Federal officials are mulling the idea of downgrading the status of the West Indian manatee from endangered to threatened, a move which could make it easier to loosen boating speed limits and other restrictions in Florida.
The good news, according to the U.S. Fish and Wildlife Service, is that manatees have rebounded.
After a five-year review, staff biologists concluded the manatee no longer fits the definition of endangered. The Florida Fish and Wildlife had similar findings, and last year approved a controversial measure to down-list the manatee.
Environmental groups such as Save the Manatee Club are outraged, saying that downgrading the animal’s status undermines years of conservation efforts. They say measures such as enforced boat speed limits and rigid dock permitting rules are necessary to protect the manatee. Propeller strikes and loss of habitat, along with red tide, are the greatest threats to the manatee.
The marine industry has been lobbying to relax restrictions.
Soundings Trade Only would like to hear your opinions. Are speed limits and dock restrictions intended to protect manatees too severe? Or should federal and state officials continue aggressive measures to protect the animal?

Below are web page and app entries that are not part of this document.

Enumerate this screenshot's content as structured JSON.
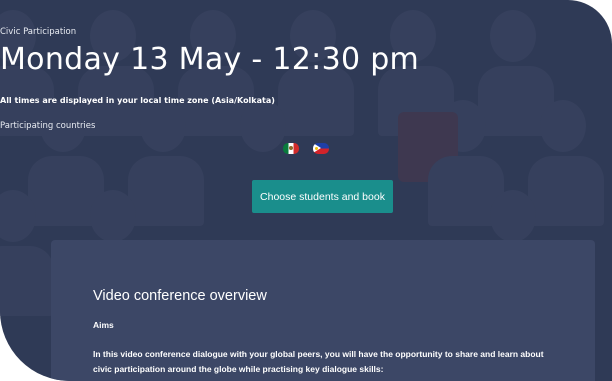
{
  "header": {
    "category": "Civic Participation",
    "title": "Monday 13 May - 12:30 pm",
    "timezone_note": "All times are displayed in your local time zone (Asia/Kolkata)",
    "participating_label": "Participating countries",
    "flags": [
      "mexico-flag-icon",
      "philippines-flag-icon"
    ]
  },
  "cta": {
    "label": "Choose students and book",
    "color": "#1a8e8c"
  },
  "overview": {
    "title": "Video conference overview",
    "aims_heading": "Aims",
    "intro": "In this video conference dialogue with your global peers, you will have the opportunity to share and learn about civic participation around the globe while practising key dialogue skills:"
  },
  "colors": {
    "background": "#2f3a56",
    "panel": "#3c4766"
  }
}
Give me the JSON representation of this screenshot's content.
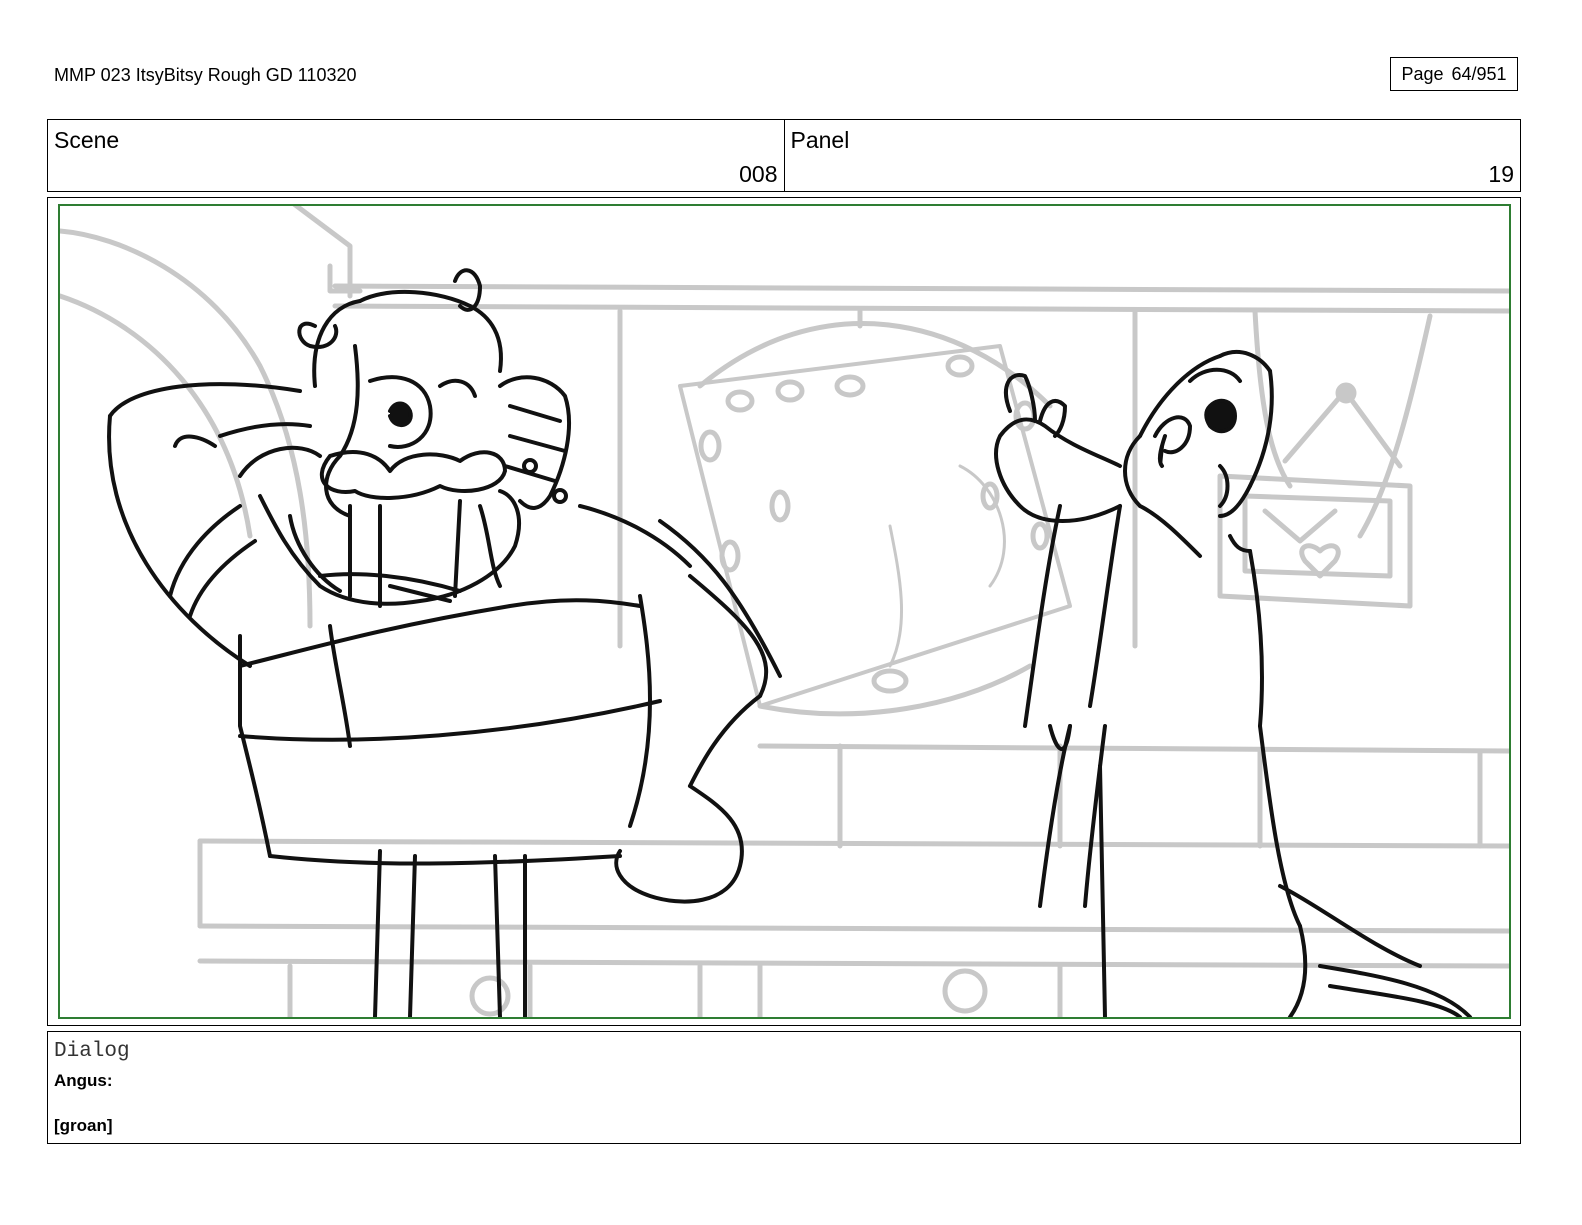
{
  "header": {
    "document_title": "MMP 023 ItsyBitsy Rough GD 110320",
    "page_label": "Page",
    "page_number": "64/951"
  },
  "scene": {
    "label": "Scene",
    "value": "008"
  },
  "panel": {
    "label": "Panel",
    "value": "19"
  },
  "dialog": {
    "label": "Dialog",
    "speaker": "Angus:",
    "line": "[groan]"
  },
  "colors": {
    "panel_border": "#2e7d32",
    "background_sketch": "#c8c8c8",
    "character_lines": "#000000"
  }
}
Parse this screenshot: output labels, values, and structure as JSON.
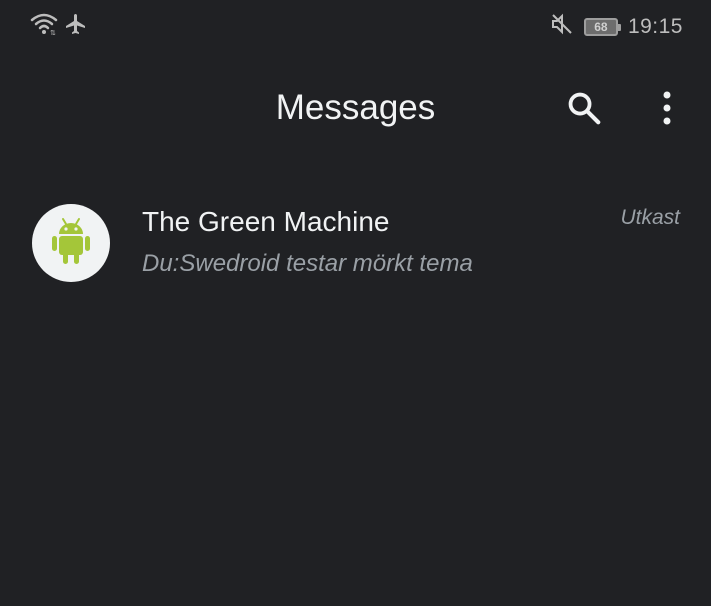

Should the manatee be down-listed, or is it too soon?
JoAnn W. Goddard
Soundings Trade Only